Front entry to the research center. Ramp leads up to veranda that runs around 3 sides of the building.
3/4 view to the research center. Interior rooms include a lab space, residence, and bathroom.
View of interior of the building. Thicker carboard walls indicate the permanent part of the structure made of stone. Horizontal tubes in some of the walls provide ventilation and hold plumbing and electricity.
Overhead view shows the thicker permanent walls and the thinner, semipermanent structural elements. The veranda connects directy to the paddy retaining wall as a way of connecting existing human paths.
Earlier plan drawing of the building shows the veranda intersecting with the paddy.

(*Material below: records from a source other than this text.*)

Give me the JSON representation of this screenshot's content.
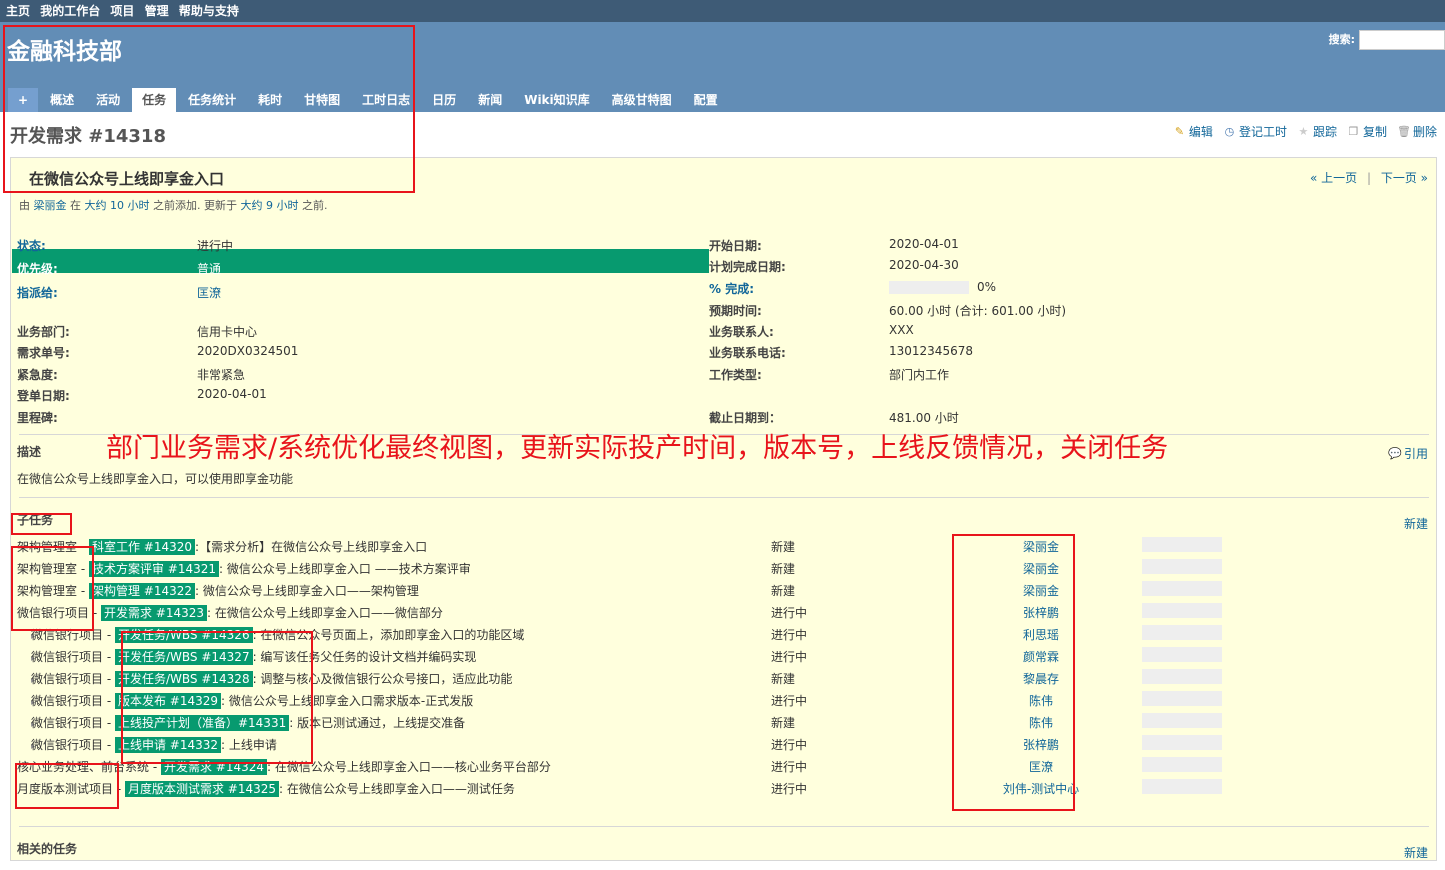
{
  "top_menu": [
    "主页",
    "我的工作台",
    "项目",
    "管理",
    "帮助与支持"
  ],
  "project_title": "金融科技部",
  "search_label": "搜索:",
  "tabs": [
    {
      "label": "+"
    },
    {
      "label": "概述"
    },
    {
      "label": "活动"
    },
    {
      "label": "任务"
    },
    {
      "label": "任务统计"
    },
    {
      "label": "耗时"
    },
    {
      "label": "甘特图"
    },
    {
      "label": "工时日志"
    },
    {
      "label": "日历"
    },
    {
      "label": "新闻"
    },
    {
      "label": "Wiki知识库"
    },
    {
      "label": "高级甘特图"
    },
    {
      "label": "配置"
    }
  ],
  "issue": {
    "title": "开发需求 #14318",
    "subject": "在微信公众号上线即享金入口",
    "author_prefix": "由",
    "author": "梁丽金",
    "added_prefix": "在",
    "added_time": "大约 10 小时",
    "added_suffix": "之前添加. 更新于",
    "updated_time": "大约 9 小时",
    "updated_suffix": "之前.",
    "prev": "« 上一页",
    "sep": "|",
    "next": "下一页 »"
  },
  "contextual": [
    {
      "label": "编辑",
      "icon": "edit-icon"
    },
    {
      "label": "登记工时",
      "icon": "time-icon"
    },
    {
      "label": "跟踪",
      "icon": "star-icon"
    },
    {
      "label": "复制",
      "icon": "copy-icon"
    },
    {
      "label": "删除",
      "icon": "delete-icon"
    }
  ],
  "attributes_left": [
    {
      "label": "状态:",
      "value": "进行中"
    },
    {
      "label": "优先级:",
      "value": "普通"
    },
    {
      "label": "指派给:",
      "value": "匡潦"
    },
    {
      "label": "业务部门:",
      "value": "信用卡中心"
    },
    {
      "label": "需求单号:",
      "value": "2020DX0324501"
    },
    {
      "label": "紧急度:",
      "value": "非常紧急"
    },
    {
      "label": "登单日期:",
      "value": "2020-04-01"
    },
    {
      "label": "里程碑:",
      "value": ""
    }
  ],
  "attributes_right": [
    {
      "label": "开始日期:",
      "value": "2020-04-01"
    },
    {
      "label": "计划完成日期:",
      "value": "2020-04-30"
    },
    {
      "label": "% 完成:",
      "value": "0%"
    },
    {
      "label": "预期时间:",
      "value": "60.00 小时 (合计: 601.00 小时)"
    },
    {
      "label": "业务联系人:",
      "value": "XXX"
    },
    {
      "label": "业务联系电话:",
      "value": "13012345678"
    },
    {
      "label": "工作类型:",
      "value": "部门内工作"
    },
    {
      "label": "截止日期到：",
      "value": "481.00 小时"
    }
  ],
  "done_ratio": 0,
  "description": {
    "label": "描述",
    "annotation": "部门业务需求/系统优化最终视图，更新实际投产时间，版本号，上线反馈情况，关闭任务",
    "quote": "引用",
    "text": "在微信公众号上线即享金入口，可以使用即享金功能"
  },
  "subtasks": {
    "label": "子任务",
    "new": "新建",
    "rows": [
      {
        "project": "架构管理室",
        "tag": "科室工作 #14320",
        "subject": ":【需求分析】在微信公众号上线即享金入口",
        "status": "新建",
        "assignee": "梁丽金",
        "child": false
      },
      {
        "project": "架构管理室",
        "tag": "技术方案评审 #14321",
        "subject": ": 微信公众号上线即享金入口 ——技术方案评审",
        "status": "新建",
        "assignee": "梁丽金",
        "child": false
      },
      {
        "project": "架构管理室",
        "tag": "架构管理 #14322",
        "subject": ": 微信公众号上线即享金入口——架构管理",
        "status": "新建",
        "assignee": "梁丽金",
        "child": false
      },
      {
        "project": "微信银行项目",
        "tag": "开发需求 #14323",
        "subject": ": 在微信公众号上线即享金入口——微信部分",
        "status": "进行中",
        "assignee": "张梓鹏",
        "child": false
      },
      {
        "project": "微信银行项目",
        "tag": "开发任务/WBS #14326",
        "subject": ": 在微信公众号页面上，添加即享金入口的功能区域",
        "status": "进行中",
        "assignee": "利思瑶",
        "child": true
      },
      {
        "project": "微信银行项目",
        "tag": "开发任务/WBS #14327",
        "subject": ": 编写该任务父任务的设计文档并编码实现",
        "status": "进行中",
        "assignee": "颜常霖",
        "child": true
      },
      {
        "project": "微信银行项目",
        "tag": "开发任务/WBS #14328",
        "subject": ": 调整与核心及微信银行公众号接口，适应此功能",
        "status": "新建",
        "assignee": "黎晨存",
        "child": true
      },
      {
        "project": "微信银行项目",
        "tag": "版本发布 #14329",
        "subject": ": 微信公众号上线即享金入口需求版本-正式发版",
        "status": "进行中",
        "assignee": "陈伟",
        "child": true
      },
      {
        "project": "微信银行项目",
        "tag": "上线投产计划（准备）#14331",
        "subject": ": 版本已测试通过，上线提交准备",
        "status": "新建",
        "assignee": "陈伟",
        "child": true
      },
      {
        "project": "微信银行项目",
        "tag": "上线申请 #14332",
        "subject": ": 上线申请",
        "status": "进行中",
        "assignee": "张梓鹏",
        "child": true
      },
      {
        "project": "核心业务处理、前台系统",
        "tag": "开发需求 #14324",
        "subject": ": 在微信公众号上线即享金入口——核心业务平台部分",
        "status": "进行中",
        "assignee": "匡潦",
        "child": false
      },
      {
        "project": "月度版本测试项目",
        "tag": "月度版本测试需求 #14325",
        "subject": ": 在微信公众号上线即享金入口——测试任务",
        "status": "进行中",
        "assignee": "刘伟-测试中心",
        "child": false
      }
    ]
  },
  "related": {
    "label": "相关的任务",
    "new": "新建"
  },
  "colors": {
    "header": "#628db6",
    "topbar": "#3e5b76",
    "tag": "#079a6f",
    "annotation": "#e8141b",
    "issue_bg": "#ffffdd"
  }
}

Section drawing of building connection to the paddy, stone structural elements, and bamboo flooring, walls and roof.
Wall sections showing orientation of bamboo and pipes for running plumbing and electricity.
Early sketches for plan and section.